What lines in the following entries hold the word "Type"? Copy each one.

(Web page and app entries)
┄┄┄┄┄┄┄┄┄┄┄┄┄┄┄┄┄┄┄┄
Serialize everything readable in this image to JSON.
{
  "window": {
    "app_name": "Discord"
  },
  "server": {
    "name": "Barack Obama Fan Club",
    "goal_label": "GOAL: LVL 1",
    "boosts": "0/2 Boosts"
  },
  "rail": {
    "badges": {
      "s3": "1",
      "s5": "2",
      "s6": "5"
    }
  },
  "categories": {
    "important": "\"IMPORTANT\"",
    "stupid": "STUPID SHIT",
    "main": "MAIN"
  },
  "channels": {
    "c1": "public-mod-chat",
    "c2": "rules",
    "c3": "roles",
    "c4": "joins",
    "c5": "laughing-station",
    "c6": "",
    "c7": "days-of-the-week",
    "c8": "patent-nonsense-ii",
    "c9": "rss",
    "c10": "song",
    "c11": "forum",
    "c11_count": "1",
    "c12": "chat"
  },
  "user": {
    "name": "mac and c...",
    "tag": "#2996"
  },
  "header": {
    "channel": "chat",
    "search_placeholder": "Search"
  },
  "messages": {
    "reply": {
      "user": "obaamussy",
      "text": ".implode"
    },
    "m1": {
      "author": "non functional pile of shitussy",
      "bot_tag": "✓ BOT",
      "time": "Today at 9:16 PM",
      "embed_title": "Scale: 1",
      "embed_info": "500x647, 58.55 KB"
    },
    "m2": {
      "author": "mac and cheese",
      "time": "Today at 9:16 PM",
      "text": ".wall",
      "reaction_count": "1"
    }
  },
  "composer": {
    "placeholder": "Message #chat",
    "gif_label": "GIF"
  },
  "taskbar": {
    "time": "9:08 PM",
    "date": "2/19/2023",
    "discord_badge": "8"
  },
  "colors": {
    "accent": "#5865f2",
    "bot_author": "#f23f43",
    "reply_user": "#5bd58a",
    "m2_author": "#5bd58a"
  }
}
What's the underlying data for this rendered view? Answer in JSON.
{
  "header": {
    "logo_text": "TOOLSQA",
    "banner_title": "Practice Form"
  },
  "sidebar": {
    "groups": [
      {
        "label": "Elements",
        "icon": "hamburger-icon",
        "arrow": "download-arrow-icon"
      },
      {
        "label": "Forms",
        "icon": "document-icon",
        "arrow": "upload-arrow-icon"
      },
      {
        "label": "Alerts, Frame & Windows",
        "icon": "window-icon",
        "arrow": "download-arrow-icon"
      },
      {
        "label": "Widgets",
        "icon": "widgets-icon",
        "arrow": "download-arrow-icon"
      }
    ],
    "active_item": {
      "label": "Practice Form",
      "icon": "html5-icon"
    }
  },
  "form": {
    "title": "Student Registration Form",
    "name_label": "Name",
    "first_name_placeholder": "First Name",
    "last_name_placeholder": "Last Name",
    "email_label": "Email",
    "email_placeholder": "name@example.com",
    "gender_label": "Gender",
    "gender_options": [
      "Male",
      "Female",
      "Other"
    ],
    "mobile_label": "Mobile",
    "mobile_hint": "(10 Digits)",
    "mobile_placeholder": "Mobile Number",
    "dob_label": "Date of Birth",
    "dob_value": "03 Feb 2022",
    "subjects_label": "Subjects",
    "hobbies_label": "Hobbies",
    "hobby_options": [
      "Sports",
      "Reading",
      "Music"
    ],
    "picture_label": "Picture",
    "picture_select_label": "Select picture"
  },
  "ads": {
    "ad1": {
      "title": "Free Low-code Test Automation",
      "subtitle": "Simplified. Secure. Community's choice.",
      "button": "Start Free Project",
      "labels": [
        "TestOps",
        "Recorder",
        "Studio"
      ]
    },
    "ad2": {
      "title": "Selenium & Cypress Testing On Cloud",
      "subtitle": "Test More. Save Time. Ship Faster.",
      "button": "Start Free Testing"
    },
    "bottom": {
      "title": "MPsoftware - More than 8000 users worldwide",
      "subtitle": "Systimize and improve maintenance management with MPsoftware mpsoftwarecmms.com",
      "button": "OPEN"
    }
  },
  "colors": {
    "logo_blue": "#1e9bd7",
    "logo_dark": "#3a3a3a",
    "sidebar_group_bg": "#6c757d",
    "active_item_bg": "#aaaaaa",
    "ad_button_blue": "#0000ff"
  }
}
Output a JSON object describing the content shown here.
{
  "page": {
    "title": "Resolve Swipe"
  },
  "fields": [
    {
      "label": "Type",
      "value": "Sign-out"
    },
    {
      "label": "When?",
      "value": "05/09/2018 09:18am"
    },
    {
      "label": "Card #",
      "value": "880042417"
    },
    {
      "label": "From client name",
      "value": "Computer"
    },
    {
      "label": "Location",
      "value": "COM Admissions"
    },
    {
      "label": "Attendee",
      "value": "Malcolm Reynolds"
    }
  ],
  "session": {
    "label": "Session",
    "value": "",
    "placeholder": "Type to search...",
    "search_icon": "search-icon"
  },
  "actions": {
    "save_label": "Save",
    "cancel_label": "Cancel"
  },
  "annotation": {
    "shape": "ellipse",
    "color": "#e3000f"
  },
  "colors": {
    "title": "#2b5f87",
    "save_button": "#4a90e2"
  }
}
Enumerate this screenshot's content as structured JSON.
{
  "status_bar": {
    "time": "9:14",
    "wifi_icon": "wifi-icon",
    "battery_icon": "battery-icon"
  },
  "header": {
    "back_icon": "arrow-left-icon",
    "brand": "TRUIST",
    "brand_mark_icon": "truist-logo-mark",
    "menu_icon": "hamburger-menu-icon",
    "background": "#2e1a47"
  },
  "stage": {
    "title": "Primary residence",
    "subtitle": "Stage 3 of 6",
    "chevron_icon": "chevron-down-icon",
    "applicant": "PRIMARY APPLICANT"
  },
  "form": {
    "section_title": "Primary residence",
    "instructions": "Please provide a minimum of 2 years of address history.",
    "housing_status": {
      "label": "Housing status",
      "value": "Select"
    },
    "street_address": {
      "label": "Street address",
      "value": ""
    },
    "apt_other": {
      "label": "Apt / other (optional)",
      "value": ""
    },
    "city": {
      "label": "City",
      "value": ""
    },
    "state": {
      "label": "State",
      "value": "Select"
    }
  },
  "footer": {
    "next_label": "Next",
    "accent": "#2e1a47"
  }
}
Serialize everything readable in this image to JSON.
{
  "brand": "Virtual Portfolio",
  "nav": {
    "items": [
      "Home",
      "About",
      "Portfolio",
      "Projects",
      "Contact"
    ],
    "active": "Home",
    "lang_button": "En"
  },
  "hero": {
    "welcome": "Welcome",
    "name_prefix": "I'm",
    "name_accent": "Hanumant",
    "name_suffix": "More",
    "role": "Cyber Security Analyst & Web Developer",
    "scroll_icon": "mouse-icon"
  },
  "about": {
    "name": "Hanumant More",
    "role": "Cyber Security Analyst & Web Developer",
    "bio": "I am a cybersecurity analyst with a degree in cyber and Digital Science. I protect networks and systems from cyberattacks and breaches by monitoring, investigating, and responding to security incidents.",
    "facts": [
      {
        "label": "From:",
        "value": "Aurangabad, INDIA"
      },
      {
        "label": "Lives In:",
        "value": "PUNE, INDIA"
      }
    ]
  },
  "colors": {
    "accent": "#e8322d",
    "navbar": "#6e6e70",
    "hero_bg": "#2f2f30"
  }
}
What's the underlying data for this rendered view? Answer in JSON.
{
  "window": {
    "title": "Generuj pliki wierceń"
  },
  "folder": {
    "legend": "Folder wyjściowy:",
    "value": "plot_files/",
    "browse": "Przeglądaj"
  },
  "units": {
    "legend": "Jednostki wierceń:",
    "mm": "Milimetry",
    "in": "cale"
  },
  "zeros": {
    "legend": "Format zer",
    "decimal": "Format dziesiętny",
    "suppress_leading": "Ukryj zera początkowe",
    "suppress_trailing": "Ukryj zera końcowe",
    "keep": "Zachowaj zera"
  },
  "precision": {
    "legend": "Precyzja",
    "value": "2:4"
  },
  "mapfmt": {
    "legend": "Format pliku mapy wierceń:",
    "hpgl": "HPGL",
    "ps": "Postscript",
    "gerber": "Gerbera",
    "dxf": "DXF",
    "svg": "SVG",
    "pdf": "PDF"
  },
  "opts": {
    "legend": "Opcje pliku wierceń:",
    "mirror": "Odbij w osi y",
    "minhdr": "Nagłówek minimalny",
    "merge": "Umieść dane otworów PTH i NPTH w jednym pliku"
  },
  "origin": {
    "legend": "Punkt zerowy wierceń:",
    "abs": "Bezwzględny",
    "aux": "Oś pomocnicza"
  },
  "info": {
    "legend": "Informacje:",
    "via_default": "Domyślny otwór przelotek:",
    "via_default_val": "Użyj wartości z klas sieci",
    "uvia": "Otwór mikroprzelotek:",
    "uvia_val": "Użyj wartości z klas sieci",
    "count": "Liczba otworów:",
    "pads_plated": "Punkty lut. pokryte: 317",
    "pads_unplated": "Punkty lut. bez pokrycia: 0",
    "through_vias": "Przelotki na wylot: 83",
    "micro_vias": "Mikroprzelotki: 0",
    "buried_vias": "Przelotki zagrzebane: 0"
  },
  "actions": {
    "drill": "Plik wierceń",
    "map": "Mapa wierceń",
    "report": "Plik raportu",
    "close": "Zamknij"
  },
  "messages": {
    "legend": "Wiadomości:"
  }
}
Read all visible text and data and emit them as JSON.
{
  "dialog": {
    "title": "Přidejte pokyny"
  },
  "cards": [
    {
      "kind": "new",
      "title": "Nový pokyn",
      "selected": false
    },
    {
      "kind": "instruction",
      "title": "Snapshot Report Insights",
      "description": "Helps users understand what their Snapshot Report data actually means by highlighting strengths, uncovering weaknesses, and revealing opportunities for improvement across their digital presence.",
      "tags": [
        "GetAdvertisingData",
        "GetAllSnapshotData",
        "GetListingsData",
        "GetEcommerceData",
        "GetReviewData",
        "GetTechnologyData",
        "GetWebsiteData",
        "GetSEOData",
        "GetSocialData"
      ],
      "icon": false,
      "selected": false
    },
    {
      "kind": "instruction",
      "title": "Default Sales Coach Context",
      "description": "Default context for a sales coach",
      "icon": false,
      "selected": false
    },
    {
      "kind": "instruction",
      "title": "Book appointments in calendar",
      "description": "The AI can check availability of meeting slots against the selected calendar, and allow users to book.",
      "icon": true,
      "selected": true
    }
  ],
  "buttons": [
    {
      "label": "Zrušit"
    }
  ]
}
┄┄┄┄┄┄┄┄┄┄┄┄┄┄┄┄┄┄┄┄
#### [Answer to this exercise]
      "label": "Type",
    "placeholder": "Type to search...",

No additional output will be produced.